When you fly in to Munich it’s to a five-star airport. MUC achieved the first such five-star designation in Europe, offering everything from “napcab” sleeping pods to Weissbier or white beer (with Weisswurst or white sausage, of course, sauerkraut and a pretzel) at Airbräu, the airport brewery. Sehr gut. And, this year, MUC was named Europe’s Best Airport—again (it’s the ninth time in 11 years)—and it’s ranked third in the world after Singapore and Seoul (munich-airport.de). It even has a huge square in the grand tradition of European cities that’s one of the largest roofed outdoor spaces on the continent. Here, you can surf (there’s a wave pool), play polo or beach volleyball, watch a tennis match and experience a full-on traditional German Christmas market. Or sit in the beer garden.
So, think Munich and, yes, think great beer (this is where the famous 1516 purity law, Reinheitsgebot, was written in 1487 before it was adopted across Bavaria, decreeing the use of just a few key ingredients: water, hops, barley), but also some serious style. Like the sleek BMW headquarters (bmw-welt.com/en/). The award winning architecture evokes the dynamic movement of a four-cylinder engine and propeller. BMW Welt or World, as it’s aptly named, is an altar to German engineering and for those with the means, you can even personally pick up a car on site and drive your new machine down the spiral ramp and out the building.
More exquisite craftsmanship is found at the centuries-old shoemaker and clothier Ed Meier (edmeier.de). Peter Eduard Meier is the great grandson of the original purveyor to the Bavarian court and, if you’re lucky, you may catch a glimpse of the impeccably dressed gentleman at the flagship store.
A short walk away (perhaps in some new custommade shoes) is the Kunstareal or arts district where Munich’s museums are clustered, including three Pinakotheken museums (the Alte or Old, Neue or New and Pinakothek der Moderne), the Glyptothek (founded in 1830 by Bavarian King Ludwig I to showcase his collection of Greek and Roman sculptures), the Lenbachhaus (showcasing local modern art), the Museum Brandhorst and more. The newest is a stark modern cube on Königsplatz (Kings Square) with the wordy name of the Munich Documentation Center for the History of National Socialism (ns-dokuzentrum-muenchen.de). Inside, it’s a stripped-down look at the very-close-to-home Nazi past; this, after all, is where the Nazi party was born and made its base. The museum is built atop the ruins of Hitler’s Nazi headquarters, Das Braune Haus (Brown House).

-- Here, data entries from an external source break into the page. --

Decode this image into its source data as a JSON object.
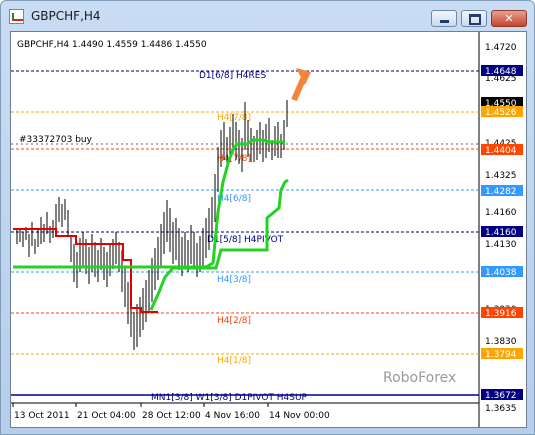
{
  "window": {
    "title": "GBPCHF,H4"
  },
  "chart_header": "GBPCHF,H4  1.4490 1.4559 1.4486 1.4550",
  "order_label": "#33372703 buy",
  "watermark": "RoboForex",
  "colors": {
    "green_line": "#22d322",
    "red_line": "#e00000",
    "arrow": "#f5843a",
    "navy": "#000080"
  },
  "price_axis": {
    "ticks": [
      "1.4720",
      "1.4625",
      "1.4425",
      "1.4325",
      "1.4160",
      "1.4130",
      "1.3920",
      "1.3830",
      "1.3635"
    ],
    "boxes": [
      {
        "label": "1.4648",
        "bg": "#000080",
        "fg": "#ffffff"
      },
      {
        "label": "1.4550",
        "bg": "#000000",
        "fg": "#ffffff"
      },
      {
        "label": "1.4526",
        "bg": "#ffa500",
        "fg": "#ffffff"
      },
      {
        "label": "1.4404",
        "bg": "#ff4500",
        "fg": "#ffffff"
      },
      {
        "label": "1.4282",
        "bg": "#3399ff",
        "fg": "#ffffff"
      },
      {
        "label": "1.4160",
        "bg": "#000080",
        "fg": "#ffffff"
      },
      {
        "label": "1.4038",
        "bg": "#3399ff",
        "fg": "#ffffff"
      },
      {
        "label": "1.3916",
        "bg": "#ff4500",
        "fg": "#ffffff"
      },
      {
        "label": "1.3794",
        "bg": "#ffa500",
        "fg": "#ffffff"
      },
      {
        "label": "1.3672",
        "bg": "#000080",
        "fg": "#ffffff"
      }
    ]
  },
  "levels": [
    {
      "label": "D1[6/8] H4RES",
      "color": "#000080"
    },
    {
      "label": "H4[7/8]",
      "color": "#ffa500"
    },
    {
      "label": "H4[7/8]",
      "color": "#ff4500"
    },
    {
      "label": "H4[6/8]",
      "color": "#3399ff"
    },
    {
      "label": "D1[5/8] H4PIVOT",
      "color": "#000080"
    },
    {
      "label": "H4[3/8]",
      "color": "#3399ff"
    },
    {
      "label": "H4[2/8]",
      "color": "#ff4500"
    },
    {
      "label": "H4[1/8]",
      "color": "#ffa500"
    },
    {
      "label": "MN1[3/8] W1[3/8] D1PIVOT H4SUP",
      "color": "#000080"
    }
  ],
  "time_axis": [
    "13 Oct 2011",
    "21 Oct 04:00",
    "28 Oct 12:00",
    "4 Nov 16:00",
    "14 Nov 00:00"
  ]
}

After this, it’s probably a relief to get back to beer. And, better yet, a stein at the loveliest Schwemme or taproom anywhere, Hofbräuhaus, which has served the likes of Wolfgang Amadeus Mozart (hofbraeuhaus.de). And, if you don’t make it to the Oktoberfest tent grounds alongside six million others (it’s the world’s largest fest, going on since 1810, and taking place this year from September 17 to October 3), then you must at least make it to Augustiner Keller (augustinerkeller.de), one of Munich’s oldest and most famous beer gardens under ancient chestnut trees. It’s a slice of Bavarian bliss with a stein of local favourite Edelstoff in hand. Edel means special—on the level of a gemstone—and it seems that paean applies to much in Munchen. Ja, sehr gut. —Barb Sligl
For more info on Munich, go to muenchen.de and for
Bavaria, check out bavaria.us